Many of the company’s breweries have made progress in reducing their water consumption. As an example, Accra Breweries Limited (ABL) in Ghana has installed a new cooling tower at the brewery, which uses recycled water for cooling instead of fresh water, and is expected to reduce consumption by 10 percent.
SABMiller also established the Water Futures partnership with WWF to protect watersheds. The company has plans to invest in three new effluent treatment systems in Uganda, Tanzania and Panama and to upgrade two effluent treatment plants in Ecuador and Colombia.
To reduce energy use, the company also is testing new technology and processes. As an example, SABMiller’s business in Hungary is using absorption cooling to use waste heat from the brewing process to reduce the refrigeration load on the traditional, electricity-intensive, ammonia refrigeration process.
The company also continues to roll out its new energy saver tool to enable its breweries to analyze the way they use energy and identify opportunities to reduce consumption.
SABMiller aims to reduce fossil fuel emissions from its onsite energy use by 50 percent per hectoliter of beer between 2008 and 2020.
Last year, SABMiller used 23 Terajoules (TJ) of energy, equivalent to 139 MJ per hectoliter of beer produced, a 3 percent improvement on the previous year. This equals 2.3 million tonnes of CO2 or 13.3 kg CO2e per hectoliter of beer produced, which is an improvement of 4 percent compared to the previous year.
The company attributes the greater reduction in emissions compared to energy to its shift to cleaner energy. Renewable energy sources supply three percent of the company’s energy demand, which the company plans to increase.
SABMiller also has a policy to only purchase new refrigeration equipment that is CFC-free and to phase out plant equipment containing CFCs, which contribute to climate change and ozone depletion, according to the company.

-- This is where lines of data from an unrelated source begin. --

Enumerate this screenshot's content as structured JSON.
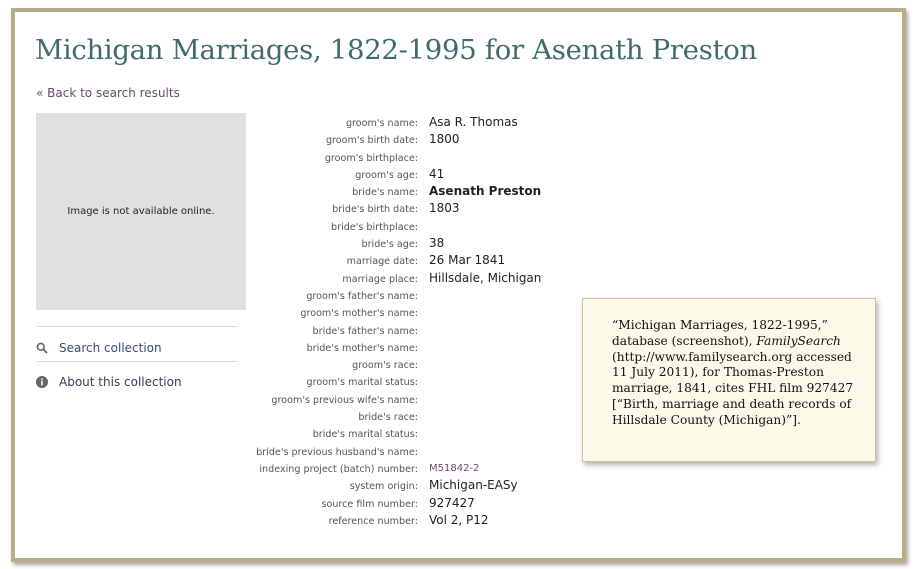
{
  "page": {
    "title": "Michigan Marriages, 1822-1995 for Asenath Preston",
    "back_link": "« Back to search results"
  },
  "image_panel": {
    "message": "Image is not available online."
  },
  "sidebar": {
    "search_label": "Search collection",
    "about_label": "About this collection"
  },
  "record": [
    {
      "label": "groom's name:",
      "value": "Asa R. Thomas"
    },
    {
      "label": "groom's birth date:",
      "value": "1800"
    },
    {
      "label": "groom's birthplace:",
      "value": ""
    },
    {
      "label": "groom's age:",
      "value": "41"
    },
    {
      "label": "bride's name:",
      "value": "Asenath Preston",
      "bold": true
    },
    {
      "label": "bride's birth date:",
      "value": "1803"
    },
    {
      "label": "bride's birthplace:",
      "value": ""
    },
    {
      "label": "bride's age:",
      "value": "38"
    },
    {
      "label": "marriage date:",
      "value": "26 Mar 1841"
    },
    {
      "label": "marriage place:",
      "value": "Hillsdale, Michigan"
    },
    {
      "label": "groom's father's name:",
      "value": ""
    },
    {
      "label": "groom's mother's name:",
      "value": ""
    },
    {
      "label": "bride's father's name:",
      "value": ""
    },
    {
      "label": "bride's mother's name:",
      "value": ""
    },
    {
      "label": "groom's race:",
      "value": ""
    },
    {
      "label": "groom's marital status:",
      "value": ""
    },
    {
      "label": "groom's previous wife's name:",
      "value": ""
    },
    {
      "label": "bride's race:",
      "value": ""
    },
    {
      "label": "bride's marital status:",
      "value": ""
    },
    {
      "label": "bride's previous husband's name:",
      "value": ""
    },
    {
      "label": "indexing project (batch) number:",
      "value": "M51842-2",
      "link": true
    },
    {
      "label": "system origin:",
      "value": "Michigan-EASy"
    },
    {
      "label": "source film number:",
      "value": "927427"
    },
    {
      "label": "reference number:",
      "value": "Vol 2, P12"
    }
  ],
  "citation": {
    "part1": "“Michigan Marriages, 1822-1995,” database (screenshot), ",
    "italic": "FamilySearch",
    "part2": " (http://www.familysearch.org accessed 11 July 2011), for Thomas-Preston marriage, 1841, cites FHL film 927427 [“Birth, marriage and death records of Hillsdale County (Michigan)”]."
  },
  "colors": {
    "frame_border": "#b8ad86",
    "title": "#3f6b6f",
    "link": "#6a4a6c",
    "note_bg": "#fcfbe9"
  },
  "icons": [
    "search-icon",
    "info-icon"
  ]
}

The company rolled out 11,000 energy-efficient fridges during the year, which is expected to save 500 tonnes of CO2 a year.
SABMiller also instituted a new packaging sustainability strategy, which aims to ensure that all of its companies adopt a consistent and sustainable approach to the design, use, reuse and disposal of all the packaging they use.

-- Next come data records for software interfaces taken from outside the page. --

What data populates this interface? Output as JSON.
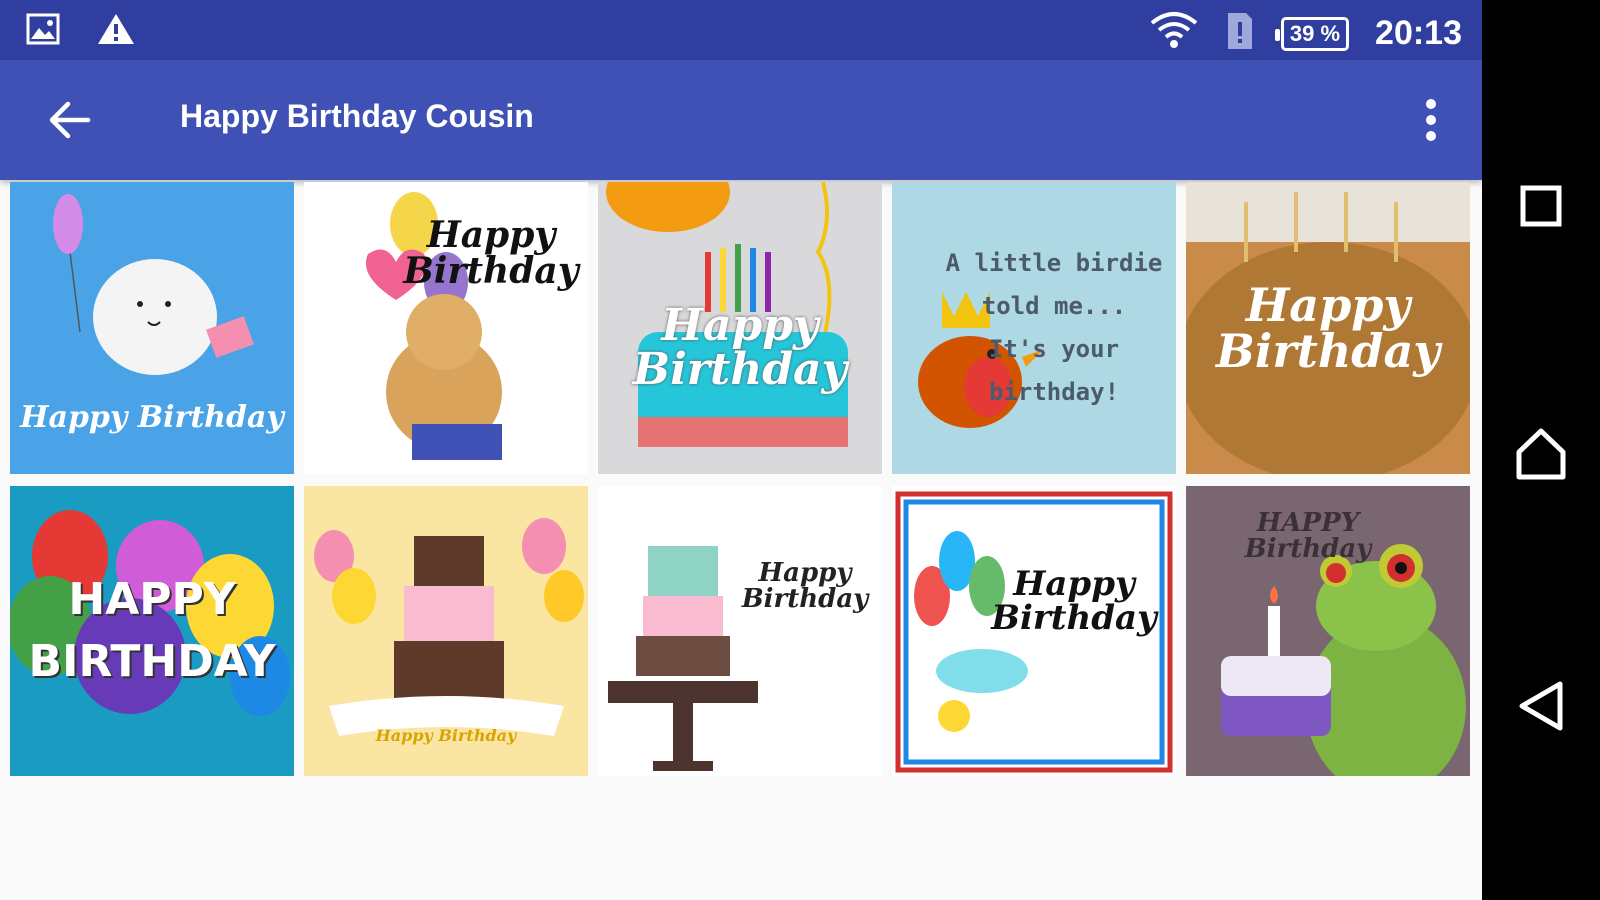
{
  "status_bar": {
    "time": "20:13",
    "battery": "39 %"
  },
  "app_bar": {
    "title": "Happy Birthday Cousin"
  },
  "cards": [
    {
      "caption": "Happy Birthday",
      "bg": "#4aa3e6",
      "text_color": "#ffffff"
    },
    {
      "caption": "Happy\nBirthday",
      "bg": "#ffffff",
      "text_color": "#111111"
    },
    {
      "caption": "Happy\nBirthday",
      "bg": "#d9d9dc",
      "text_color": "#ffffff"
    },
    {
      "caption": "A little birdie told me...\nIt's your\nbirthday!",
      "bg": "#aed8e3",
      "text_color": "#4b5b6b"
    },
    {
      "caption": "Happy\nBirthday",
      "bg": "#c98a4a",
      "text_color": "#ffffff"
    },
    {
      "caption": "HAPPY\nBIRTHDAY",
      "bg": "#1a9bc2",
      "text_color": "#ffffff"
    },
    {
      "caption": "Happy Birthday",
      "bg": "#fbe5a3",
      "text_color": "#d9a300"
    },
    {
      "caption": "Happy\nBirthday",
      "bg": "#ffffff",
      "text_color": "#222222"
    },
    {
      "caption": "Happy\nBirthday",
      "bg": "#ffffff",
      "text_color": "#111111"
    },
    {
      "caption": "HAPPY\nBirthday",
      "bg": "#7a6670",
      "text_color": "#3a3035"
    }
  ]
}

The company is also ‘light-weighting’ existing product packaging by reducing the amount of material used. Most recently, SABMiller adapted its easy-to-open beer can into a drinking cup when the top is removed as part of an effort to reduce waste at sporting events.
SABMiller recycled 96 percent of the 2.8 million tons of waste it generated last year. At MillerCoors, 99 percent of all brewery waste including glass, paperboard, plastics, metals and by-products is recycled or reused, up from 98 percent the previous year.
In a single year, MillerCoors reduced the total amount of waste sent to landfill by more than 20 percent and met its 2015 waste goal in 2009. In addition, three breweries at Elkton in Virginia, Trenton in Ohio, and Irwindale in California achieved their goals of zero waste to landfill during this past year.
As an example, the Elkton brewery recycles or reuses 99.6 percent of its wastes, while the remaining 0.4 percent goes to the waste-to-energy facility.
SABMiller’s CO2 Emissions: